Nothing extreme came of the moment (I’d reminded him of an actress he knew), but in a world where my face was overlooked, it was a little surreal to be singled out.
And this surrealism continued into the next day.
While attending the last day of the Georgia Renaissance Festival with friends, I was selected from the crowd to join a set of performers onstage and act out one of their lighthearted skits. As in the voiceover workshop, one of the performers made immediate eye contact with me and continued said eye contact as he stepped offstage, wandered up the aisle, stood next to me, and declared with a wicked grin over the loudspeakers, “I’m looking at you, mama.”
I’d feigned a cringe for the benefit of the laughing audience (after all, what innocent bystander wants to be pulled into the unknown?), but inside, I felt myself burst to life. I’d been a performer in my junior high and high school days, and it wasn’t until I was on that stage again that I felt a sense of homecoming, of comfort, that I hadn’t felt in a long, long time.
Never had I been plucked randomly from a crowd, hurled onstage, and then pushed, pulled, prodded, teased, instructed, laughed at, and then thrown offstage in the span of 15 minutes.
It was amazing. I loved it.
The creativity, the excitement, the characters, the…well, drama of it all gave me a plethora of feelings I’ve never experienced in other settings. “Ignored” certainly wasn’t one of them.
It’s Not You…But It Is You
Back in my pity party at work, revelation struck me.

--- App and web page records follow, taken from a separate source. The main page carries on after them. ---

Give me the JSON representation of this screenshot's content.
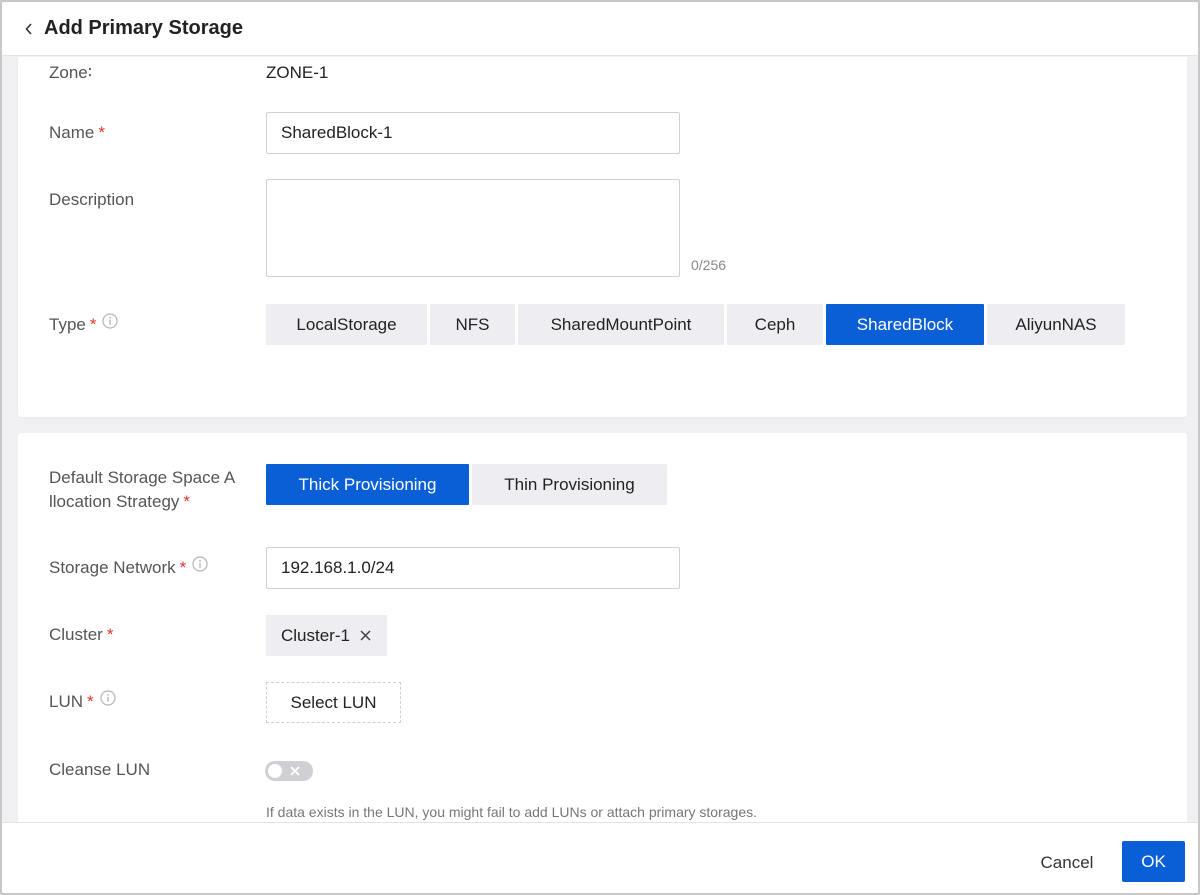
{
  "header": {
    "title": "Add Primary Storage",
    "back_icon": "chevron-left-icon"
  },
  "basic": {
    "zone_label": "Zone∶",
    "zone_value": "ZONE-1",
    "name_label": "Name",
    "name_value": "SharedBlock-1",
    "description_label": "Description",
    "description_value": "",
    "description_counter": "0/256",
    "type_label": "Type",
    "type_options": [
      "LocalStorage",
      "NFS",
      "SharedMountPoint",
      "Ceph",
      "SharedBlock",
      "AliyunNAS"
    ],
    "type_selected": "SharedBlock"
  },
  "shared_block": {
    "strategy_label_line1": "Default Storage Space A",
    "strategy_label_line2": "llocation Strategy",
    "strategy_options": [
      "Thick Provisioning",
      "Thin Provisioning"
    ],
    "strategy_selected": "Thick Provisioning",
    "network_label": "Storage Network",
    "network_value": "192.168.1.0/24",
    "cluster_label": "Cluster",
    "cluster_tag": "Cluster-1",
    "lun_label": "LUN",
    "lun_button": "Select LUN",
    "cleanse_label": "Cleanse LUN",
    "cleanse_enabled": false,
    "cleanse_hint": "If data exists in the LUN, you might fail to add LUNs or attach primary storages."
  },
  "footer": {
    "cancel_label": "Cancel",
    "ok_label": "OK"
  },
  "colors": {
    "primary": "#0a5fd6",
    "required": "#e0342b",
    "segment_bg": "#eeeef2"
  },
  "required_mark": "*"
}
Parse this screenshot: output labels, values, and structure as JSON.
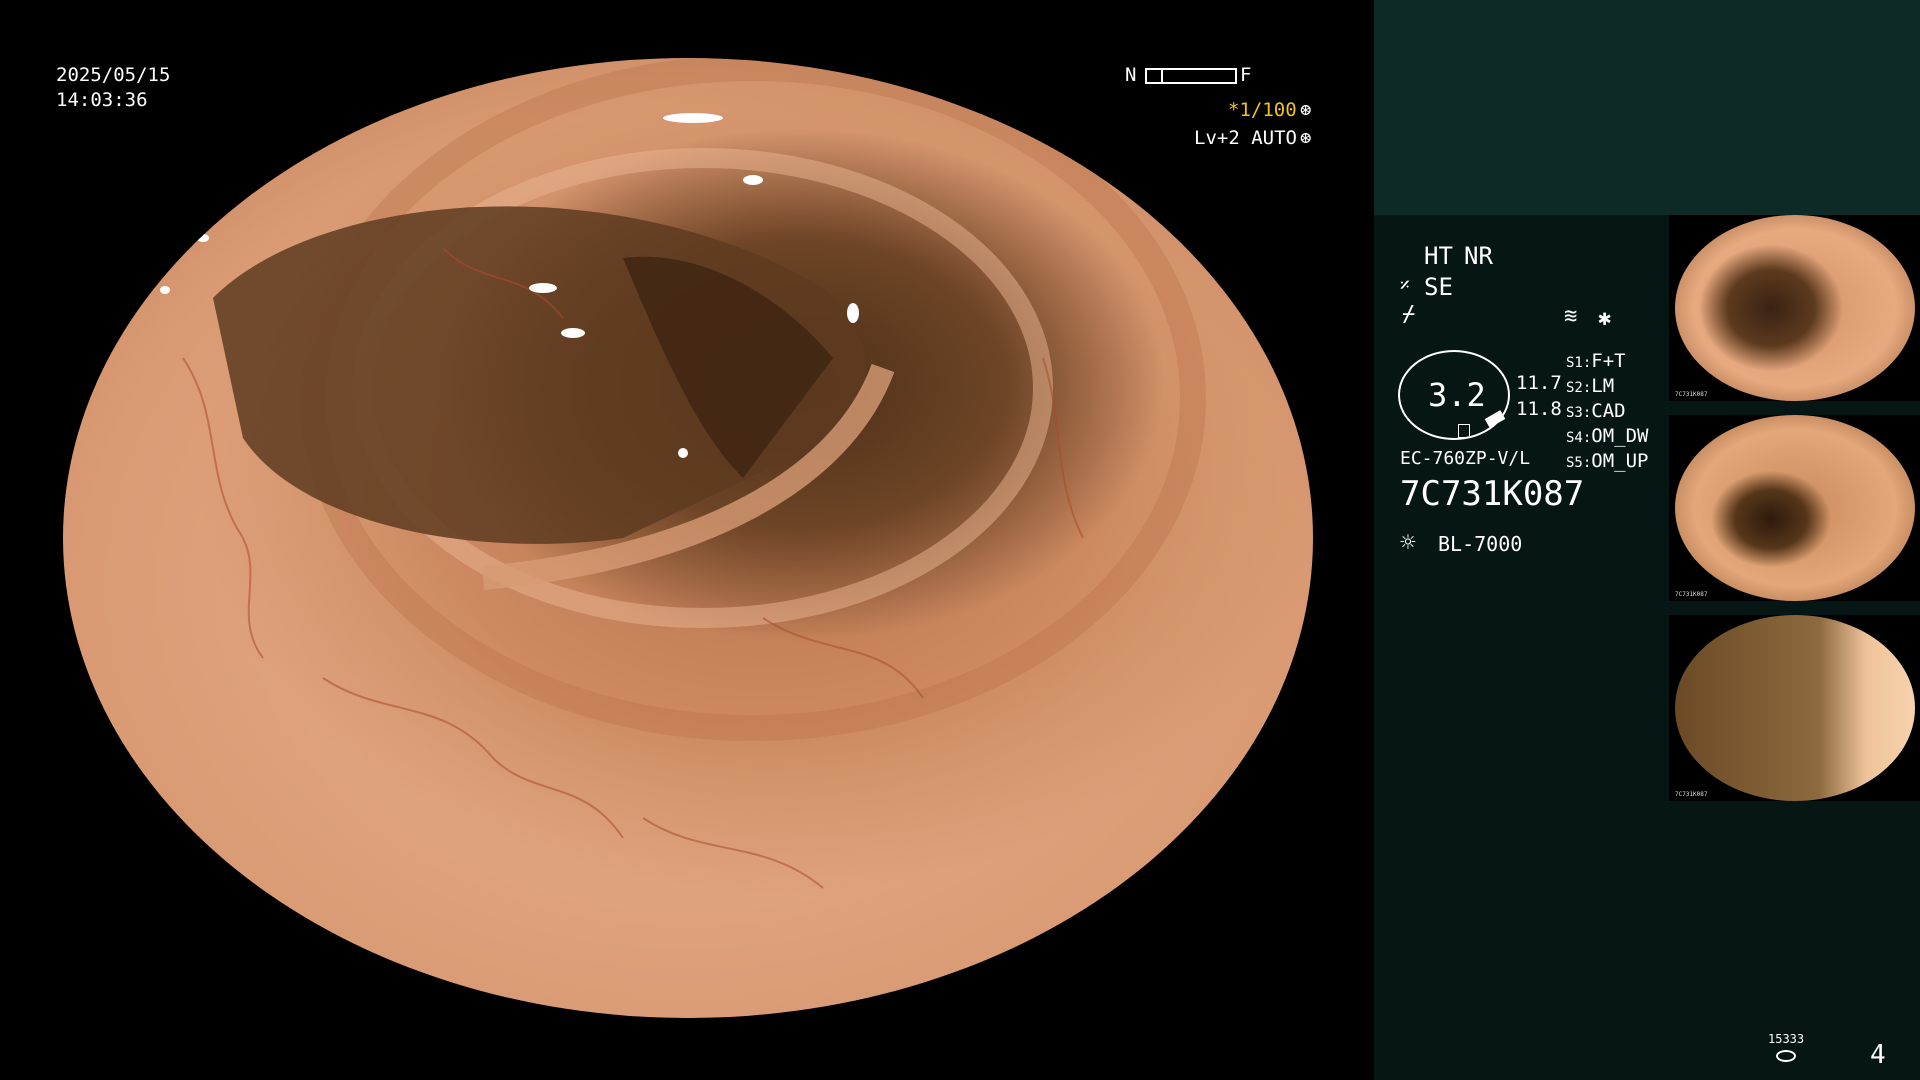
{
  "overlay": {
    "date": "2025/05/15",
    "time": "14:03:36",
    "focus_near": "N",
    "focus_far": "F",
    "shutter": "*1/100",
    "level_mode": "Lv+2 AUTO"
  },
  "panel": {
    "ht_label": "HT",
    "nr_label": "NR",
    "se_label": "SE",
    "s_settings": [
      {
        "key": "S1:",
        "value": "F+T"
      },
      {
        "key": "S2:",
        "value": "LM"
      },
      {
        "key": "S3:",
        "value": "CAD"
      },
      {
        "key": "S4:",
        "value": "OM_DW"
      },
      {
        "key": "S5:",
        "value": "OM_UP"
      }
    ],
    "zoom_value": "3.2",
    "reading_1": "11.7",
    "reading_2": "11.8",
    "scope_model": "EC-760ZP-V/L",
    "serial": "7C731K087",
    "light_source": "BL-7000",
    "storage_label": "15333",
    "image_count": "4"
  },
  "thumbnails": [
    {
      "tag": "7C731K087"
    },
    {
      "tag": "7C731K087"
    },
    {
      "tag": "7C731K087"
    }
  ],
  "colors": {
    "panel_top": "#0e2a26",
    "panel_bg": "#061614",
    "accent_yellow": "#f0c028"
  }
}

What if being ignored runs deeper than just being ignored?
What if being ignored has nothing (or at least, little) to do with personality or appearance?
What if being ignored is a way of the universe saying where you do or do not belong?
Mentally, I ran through some of my favorite pastimes, times when I felt happy, comfortable and involved. The voiceover class. The Renaissance Festival. Professional wrestling house shows. Improv workshops. Creative writing classes in college. Drama and choir classes in high school.
I’ve always enjoyed the more creative side of…well, everything. At work, I was more inclined to use the logical, practical, and serious side of my personality. That’s not a bad thing, but it did leave me feeling drained and anxious, and certainly not as comfortable in my daily performance. I work best when I can be animated, random, and downright silly.
In the places I felt less dismissed, I didn’t have to act out to get attention. Perhaps, because my comfort levels were already equalized, others picked up on this aura. I in turn was more willing to make eye contact at strangers. They eye-contacted back. Goodness prevailed.
Or maybe it wasn’t even my concern to be noticed or ignored in those settings. Maybe I was just enjoying myself too much in an environment that matched me, it didn’t matter whether I stood out.
Find Where You Truly Belong
If you feel like you have been ignored more than you would like, or you feel as though you’re not being recognized, ask yourself these questions:
- In what settings do you feel ignored or dismissed?
- Are you enjoying yourself in those settings?
- Do you feel like you “belong” in those settings?
- Are people randomly approaching you, appearing comfortable around you? Do they seem happy that you’re there?
So often, we put ourselves into environments that don’t necessarily fit us. We choose friends or jobs not because we like them, but because they’re better than nothing. But are they?
When you fall into a scenario where things just seem to flow comfortably, I would recommend encouraging it. You might be receiving a message that you are meant for something more than where you currently are.
You may not need to make an extreme shift like changing jobs or dropping friends. But maybe having this knowledge will allow you to shift and find opportunities in your current situation where you can thrive and shine. And placing yourself in scenarios where you know you are being noticed can give you the confidence and fulfillment you deserve.
I would love to hear your insight on this! Please comment below and let me know what you think.